Plant a garden together, of course.
That’s what River East Church, a Mennonite Brethren congregation in Winnipeg, Man., is doing with its neighbor, Guru Nanak Darbar.
The project got its start in 2010 after a chance encounter between Gurpreet Brar, a member of Guru Nanak Darbar, and Sara Jane Schmidt of River East.
Brar was campaigning for a seat on the school board when he knocked on Schmidt’s door.
“We had a wide-ranging discussion, including the role of religion in schools,” recalls Schmidt. “It felt like a meeting of minds. We agreed it would be great if our faith communities could get together some time.”
A year later, that idea turned into a reality when members of the two congregations met for a sod-turning for an interfaith garden project.
The garden, located on the Northeast Pioneer Greenway, which runs between the two meeting places, has become a place for members of the two groups to meet each other regularly to maintain the garden.
Along with that, members have also visited each other’s meeting places to share about Mennonite and Sikh history and beliefs.
On May 4, they met again to unveil a sign for the garden that describes their effort to beautify the neighborhood.
The sign also speaks about how Mennonites and Sikhs “both believe in sharing and helping others” and about their shared immigrant experiences in adapting to Canada.
It includes a photo of Major Singh Gill and Gerhard Friesen, elders in their congregations who are involved with the project.
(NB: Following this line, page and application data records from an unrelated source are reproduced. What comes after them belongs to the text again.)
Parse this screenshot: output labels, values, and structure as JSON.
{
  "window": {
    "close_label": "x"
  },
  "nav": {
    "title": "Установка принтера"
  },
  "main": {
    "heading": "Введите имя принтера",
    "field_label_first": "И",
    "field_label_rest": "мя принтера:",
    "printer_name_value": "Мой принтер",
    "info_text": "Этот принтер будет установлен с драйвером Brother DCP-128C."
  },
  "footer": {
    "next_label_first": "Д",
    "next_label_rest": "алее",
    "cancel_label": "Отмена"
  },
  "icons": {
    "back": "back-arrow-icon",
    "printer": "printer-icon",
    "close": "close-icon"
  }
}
For Schmidt, the garden isn’t only about restoring native plants and grasses but also about building understanding between the two groups.
“Religion is a major source of conflict, and much of that is due to ignorance, misunderstanding and fear of the ‘other,’ ” she says.
Through the project, Sikhs and Mennonites are celebrating their commonalities, such as their immigrant experience, faith values, hopes and dreams.
For Brar, the project is inspiring as the two groups work together and develop respect and understanding.
“We share common core values of hard work and helping others,” he says.
Along with developing the garden, the two groups raise funds for a breakfast program at a nearby school, helping as many as 50 children get a nutritious start to their day.
In addition to flowering plants, the garden will feature wild prairie grasses and flowers, a pollinator bee house and a bench inscribed with a version of what Christians call the Golden Rule: “In all circumstances, do to others as you would have them do to you.”
For me, the garden project encapsulates what faith is all about: Building positive, healthy relationships between neighbors, breaking down barriers between different groups, connecting communities, feeding hungry people, caring for creation — and sharing good food like Mennonite platz and Punjabi samosas.
John Longhurst is a freelance writer and communications and marketing consultant in Winnipeg, Man.